INPUT RECORDS: Begin

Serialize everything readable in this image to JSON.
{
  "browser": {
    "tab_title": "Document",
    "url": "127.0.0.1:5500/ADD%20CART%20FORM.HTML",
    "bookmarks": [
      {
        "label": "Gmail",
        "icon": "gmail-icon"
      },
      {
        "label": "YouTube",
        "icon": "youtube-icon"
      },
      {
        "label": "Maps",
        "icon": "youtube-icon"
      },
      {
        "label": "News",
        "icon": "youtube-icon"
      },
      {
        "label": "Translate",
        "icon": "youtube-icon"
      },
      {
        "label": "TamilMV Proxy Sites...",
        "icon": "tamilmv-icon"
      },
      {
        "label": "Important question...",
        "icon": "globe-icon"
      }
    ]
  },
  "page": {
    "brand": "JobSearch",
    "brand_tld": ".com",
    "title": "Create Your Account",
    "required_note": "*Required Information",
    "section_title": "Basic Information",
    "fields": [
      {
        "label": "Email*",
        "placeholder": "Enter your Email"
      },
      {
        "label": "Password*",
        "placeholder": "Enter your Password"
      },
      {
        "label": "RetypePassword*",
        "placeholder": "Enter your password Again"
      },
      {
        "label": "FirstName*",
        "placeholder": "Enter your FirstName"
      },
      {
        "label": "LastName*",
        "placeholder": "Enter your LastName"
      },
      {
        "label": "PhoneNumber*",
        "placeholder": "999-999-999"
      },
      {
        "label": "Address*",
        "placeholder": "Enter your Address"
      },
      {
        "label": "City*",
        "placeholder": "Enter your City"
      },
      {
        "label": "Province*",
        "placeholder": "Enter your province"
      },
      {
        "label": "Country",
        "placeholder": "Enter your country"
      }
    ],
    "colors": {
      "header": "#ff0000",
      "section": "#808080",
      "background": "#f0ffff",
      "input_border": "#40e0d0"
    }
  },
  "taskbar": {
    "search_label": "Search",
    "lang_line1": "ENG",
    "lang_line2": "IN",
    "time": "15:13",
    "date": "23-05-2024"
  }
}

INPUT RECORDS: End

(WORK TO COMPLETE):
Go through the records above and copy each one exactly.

(SOLUTION TO THIS PROBLEM):
Serialize everything readable in this image to JSON.
{
  "browser": {
    "tab_title": "Document",
    "url": "127.0.0.1:5500/ADD%20CART%20FORM.HTML",
    "bookmarks": [
      {
        "label": "Gmail",
        "icon": "gmail-icon"
      },
      {
        "label": "YouTube",
        "icon": "youtube-icon"
      },
      {
        "label": "Maps",
        "icon": "youtube-icon"
      },
      {
        "label": "News",
        "icon": "youtube-icon"
      },
      {
        "label": "Translate",
        "icon": "youtube-icon"
      },
      {
        "label": "TamilMV Proxy Sites...",
        "icon": "tamilmv-icon"
      },
      {
        "label": "Important question...",
        "icon": "globe-icon"
      }
    ]
  },
  "page": {
    "brand": "JobSearch",
    "brand_tld": ".com",
    "title": "Create Your Account",
    "required_note": "*Required Information",
    "section_title": "Basic Information",
    "fields": [
      {
        "label": "Email*",
        "placeholder": "Enter your Email"
      },
      {
        "label": "Password*",
        "placeholder": "Enter your Password"
      },
      {
        "label": "RetypePassword*",
        "placeholder": "Enter your password Again"
      },
      {
        "label": "FirstName*",
        "placeholder": "Enter your FirstName"
      },
      {
        "label": "LastName*",
        "placeholder": "Enter your LastName"
      },
      {
        "label": "PhoneNumber*",
        "placeholder": "999-999-999"
      },
      {
        "label": "Address*",
        "placeholder": "Enter your Address"
      },
      {
        "label": "City*",
        "placeholder": "Enter your City"
      },
      {
        "label": "Province*",
        "placeholder": "Enter your province"
      },
      {
        "label": "Country",
        "placeholder": "Enter your country"
      }
    ],
    "colors": {
      "header": "#ff0000",
      "section": "#808080",
      "background": "#f0ffff",
      "input_border": "#40e0d0"
    }
  },
  "taskbar": {
    "search_label": "Search",
    "lang_line1": "ENG",
    "lang_line2": "IN",
    "time": "15:13",
    "date": "23-05-2024"
  }
}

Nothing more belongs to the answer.